If this book was not a complete work of fiction, The Killer  by Jack Elgos, would be an excellent biography.  It traces the life of  Darren “Butch” McCann  from common every day street thug to a freedom fighter (or arch terrorist depending on your point of view) for the Irish Republican Army . It shows the internal workings, the moral dilemmas (and frightening lack of moral dilemmas at times) that three decades of war, endless propaganda on both and the cycle of brutal repression by the British armed forces and their paramilitary proxies followed by even more brutal, senseless carnage coming from the IRA.

Mr. Elgos brilliantly plays with the heads of the readers. He makes the IRA characters sympathetic and you almost forget they are members of a blood thirsty terrorist organization and then just when you think “ Well the British really are at fault he reminds you of the ruthlessness and sheer lack of humanity involved in a terrorist organization.

Another very strong reason for reading this book is the realism of it. It could very well be a biography.
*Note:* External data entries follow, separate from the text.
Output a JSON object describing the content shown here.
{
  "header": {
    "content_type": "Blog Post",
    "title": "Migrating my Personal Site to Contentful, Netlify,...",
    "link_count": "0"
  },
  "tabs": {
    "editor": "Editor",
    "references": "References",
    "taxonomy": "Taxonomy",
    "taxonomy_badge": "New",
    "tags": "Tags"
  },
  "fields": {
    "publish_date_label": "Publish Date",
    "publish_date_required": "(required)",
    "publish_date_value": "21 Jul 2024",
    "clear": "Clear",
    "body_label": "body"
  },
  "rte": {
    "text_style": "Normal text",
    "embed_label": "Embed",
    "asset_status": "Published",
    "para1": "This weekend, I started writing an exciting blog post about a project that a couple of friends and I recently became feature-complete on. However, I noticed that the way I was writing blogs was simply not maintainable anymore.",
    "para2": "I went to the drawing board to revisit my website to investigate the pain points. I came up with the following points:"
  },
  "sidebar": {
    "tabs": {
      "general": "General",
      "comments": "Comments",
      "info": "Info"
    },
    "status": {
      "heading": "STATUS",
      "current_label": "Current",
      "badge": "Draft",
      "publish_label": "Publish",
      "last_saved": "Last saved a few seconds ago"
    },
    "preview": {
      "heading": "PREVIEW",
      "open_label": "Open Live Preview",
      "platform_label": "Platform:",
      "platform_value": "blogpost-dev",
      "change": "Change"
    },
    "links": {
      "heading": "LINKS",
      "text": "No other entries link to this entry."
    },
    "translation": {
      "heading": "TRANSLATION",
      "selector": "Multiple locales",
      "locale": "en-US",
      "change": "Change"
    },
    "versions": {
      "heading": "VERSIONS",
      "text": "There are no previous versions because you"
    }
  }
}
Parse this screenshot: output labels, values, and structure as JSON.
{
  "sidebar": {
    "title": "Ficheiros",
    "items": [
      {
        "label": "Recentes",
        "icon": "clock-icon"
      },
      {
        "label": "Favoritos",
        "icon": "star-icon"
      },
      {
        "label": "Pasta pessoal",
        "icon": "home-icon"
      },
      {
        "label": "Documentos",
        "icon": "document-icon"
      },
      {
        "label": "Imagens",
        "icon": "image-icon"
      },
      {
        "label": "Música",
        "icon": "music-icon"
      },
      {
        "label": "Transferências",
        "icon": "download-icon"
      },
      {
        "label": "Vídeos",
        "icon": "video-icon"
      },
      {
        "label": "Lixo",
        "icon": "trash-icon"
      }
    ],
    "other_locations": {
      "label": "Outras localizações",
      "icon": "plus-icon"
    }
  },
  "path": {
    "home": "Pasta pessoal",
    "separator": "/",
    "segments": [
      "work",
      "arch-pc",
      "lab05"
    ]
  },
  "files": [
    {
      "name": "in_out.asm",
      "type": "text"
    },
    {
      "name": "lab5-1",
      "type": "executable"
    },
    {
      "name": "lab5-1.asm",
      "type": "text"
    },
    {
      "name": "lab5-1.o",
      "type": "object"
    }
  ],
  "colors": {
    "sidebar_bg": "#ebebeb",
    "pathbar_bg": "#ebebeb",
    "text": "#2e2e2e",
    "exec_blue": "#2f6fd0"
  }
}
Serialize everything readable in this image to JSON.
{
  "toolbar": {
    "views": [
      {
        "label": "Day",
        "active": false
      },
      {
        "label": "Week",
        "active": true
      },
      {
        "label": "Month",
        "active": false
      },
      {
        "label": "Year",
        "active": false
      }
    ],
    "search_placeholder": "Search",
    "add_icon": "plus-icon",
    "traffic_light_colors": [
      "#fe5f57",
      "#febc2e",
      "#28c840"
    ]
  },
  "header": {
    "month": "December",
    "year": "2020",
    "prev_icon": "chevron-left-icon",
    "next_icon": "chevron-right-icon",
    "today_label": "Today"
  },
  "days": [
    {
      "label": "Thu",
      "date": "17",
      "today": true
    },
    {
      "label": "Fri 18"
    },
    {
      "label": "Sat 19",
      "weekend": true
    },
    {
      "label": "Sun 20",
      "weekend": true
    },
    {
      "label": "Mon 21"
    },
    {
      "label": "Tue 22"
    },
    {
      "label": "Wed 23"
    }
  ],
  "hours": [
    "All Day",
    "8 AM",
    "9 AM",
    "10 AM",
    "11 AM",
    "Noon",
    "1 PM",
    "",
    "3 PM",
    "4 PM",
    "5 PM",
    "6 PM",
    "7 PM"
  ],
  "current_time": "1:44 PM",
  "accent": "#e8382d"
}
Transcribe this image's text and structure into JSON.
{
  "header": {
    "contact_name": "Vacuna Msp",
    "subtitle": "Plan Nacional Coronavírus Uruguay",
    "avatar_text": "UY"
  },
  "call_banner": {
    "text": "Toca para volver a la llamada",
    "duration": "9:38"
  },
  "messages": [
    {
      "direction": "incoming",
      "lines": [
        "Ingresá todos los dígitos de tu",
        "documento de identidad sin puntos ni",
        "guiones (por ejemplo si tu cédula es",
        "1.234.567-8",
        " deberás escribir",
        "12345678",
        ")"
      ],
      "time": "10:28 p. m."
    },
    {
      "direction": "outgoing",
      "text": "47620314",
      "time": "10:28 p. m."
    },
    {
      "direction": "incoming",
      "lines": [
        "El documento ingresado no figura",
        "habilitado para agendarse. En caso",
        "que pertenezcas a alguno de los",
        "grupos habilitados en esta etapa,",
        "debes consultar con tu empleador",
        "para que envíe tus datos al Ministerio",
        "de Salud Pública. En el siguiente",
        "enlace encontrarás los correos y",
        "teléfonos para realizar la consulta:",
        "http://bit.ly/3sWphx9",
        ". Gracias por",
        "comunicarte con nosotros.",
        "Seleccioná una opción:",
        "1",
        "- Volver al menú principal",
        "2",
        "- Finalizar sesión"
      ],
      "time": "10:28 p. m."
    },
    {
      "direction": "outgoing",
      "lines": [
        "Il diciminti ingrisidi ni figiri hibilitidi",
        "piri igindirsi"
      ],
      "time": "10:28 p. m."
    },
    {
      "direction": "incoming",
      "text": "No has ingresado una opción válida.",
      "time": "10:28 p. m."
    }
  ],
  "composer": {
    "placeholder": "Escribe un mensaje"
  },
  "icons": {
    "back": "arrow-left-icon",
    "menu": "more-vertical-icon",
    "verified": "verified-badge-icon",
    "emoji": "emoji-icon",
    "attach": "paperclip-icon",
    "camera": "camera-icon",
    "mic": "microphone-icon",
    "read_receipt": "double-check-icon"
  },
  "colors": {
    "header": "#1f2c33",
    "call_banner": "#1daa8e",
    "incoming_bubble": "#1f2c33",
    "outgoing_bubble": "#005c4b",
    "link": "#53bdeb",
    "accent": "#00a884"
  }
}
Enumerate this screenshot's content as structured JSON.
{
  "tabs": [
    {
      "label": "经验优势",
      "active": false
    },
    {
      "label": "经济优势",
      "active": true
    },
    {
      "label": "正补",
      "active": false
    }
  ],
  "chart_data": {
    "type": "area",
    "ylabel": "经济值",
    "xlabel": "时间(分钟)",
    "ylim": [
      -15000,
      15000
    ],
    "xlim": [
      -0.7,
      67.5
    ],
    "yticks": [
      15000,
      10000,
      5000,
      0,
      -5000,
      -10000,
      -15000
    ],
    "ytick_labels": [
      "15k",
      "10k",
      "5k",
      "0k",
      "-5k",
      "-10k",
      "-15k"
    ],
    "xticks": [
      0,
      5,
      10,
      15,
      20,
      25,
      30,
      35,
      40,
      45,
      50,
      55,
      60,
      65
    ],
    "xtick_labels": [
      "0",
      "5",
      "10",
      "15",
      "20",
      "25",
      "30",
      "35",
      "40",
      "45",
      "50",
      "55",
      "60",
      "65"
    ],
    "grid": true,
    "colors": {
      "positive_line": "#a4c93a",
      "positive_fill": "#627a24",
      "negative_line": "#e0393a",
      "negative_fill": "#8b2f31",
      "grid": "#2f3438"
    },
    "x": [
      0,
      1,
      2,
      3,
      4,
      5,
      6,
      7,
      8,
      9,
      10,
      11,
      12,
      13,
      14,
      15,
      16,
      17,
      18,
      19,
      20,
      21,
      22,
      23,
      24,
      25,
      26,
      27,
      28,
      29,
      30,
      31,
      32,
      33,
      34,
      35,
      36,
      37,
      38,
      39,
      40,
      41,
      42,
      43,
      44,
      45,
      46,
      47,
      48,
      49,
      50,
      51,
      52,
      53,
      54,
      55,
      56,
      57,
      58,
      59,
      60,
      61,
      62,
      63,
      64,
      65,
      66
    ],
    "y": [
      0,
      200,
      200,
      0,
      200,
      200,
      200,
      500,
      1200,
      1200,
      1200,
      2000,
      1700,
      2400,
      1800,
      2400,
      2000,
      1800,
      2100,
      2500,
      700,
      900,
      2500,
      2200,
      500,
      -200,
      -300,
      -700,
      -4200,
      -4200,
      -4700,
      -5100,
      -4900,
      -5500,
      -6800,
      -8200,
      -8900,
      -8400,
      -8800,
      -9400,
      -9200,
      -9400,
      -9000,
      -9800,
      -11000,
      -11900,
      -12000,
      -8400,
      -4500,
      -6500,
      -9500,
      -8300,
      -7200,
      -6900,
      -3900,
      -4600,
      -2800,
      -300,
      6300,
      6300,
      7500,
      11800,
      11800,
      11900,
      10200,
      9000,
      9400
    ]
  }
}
The characters are realistic and you leave yourself wondering if this is really fiction. Yet it also is a reason for pause when deciding to buy it. I can say in no uncertain that no one should read book without a firm understanding of brutality involved. It is not for young adults, in fact I would say there are a good number of adults who should understand they are buying a very violent book and may want to shy away from buying it. That being said the violence is very important to the book, the violence is as much a character in the book as  the actually people.

Reading this book will change the way you watch the television news when it comes to internal wars. They will no longer be statistics or talking points in a speech or a talk show. This book gives names, feelings, and tragic sense of the wasteful and destructive effects of any armed conflict. There are no heroes, just wasted lives, lives that should have been spent in far better pursuits. If you read this book and there is any sense of a ‘good’ or ‘just’ war left in you then you have completely misunderstood the point the author is trying to make.

By reading this book you will greatly appreciate the goodness in men like Ghandi and Martin Luther King Jr. who chose non-violence to solve humanities ills. This book changed me from a hawk to someone who firmly believes that one can never “fight for peace”. Every politician should be forced to read this book  before sacrificing the lives of young men in women in some idea of “freedom”.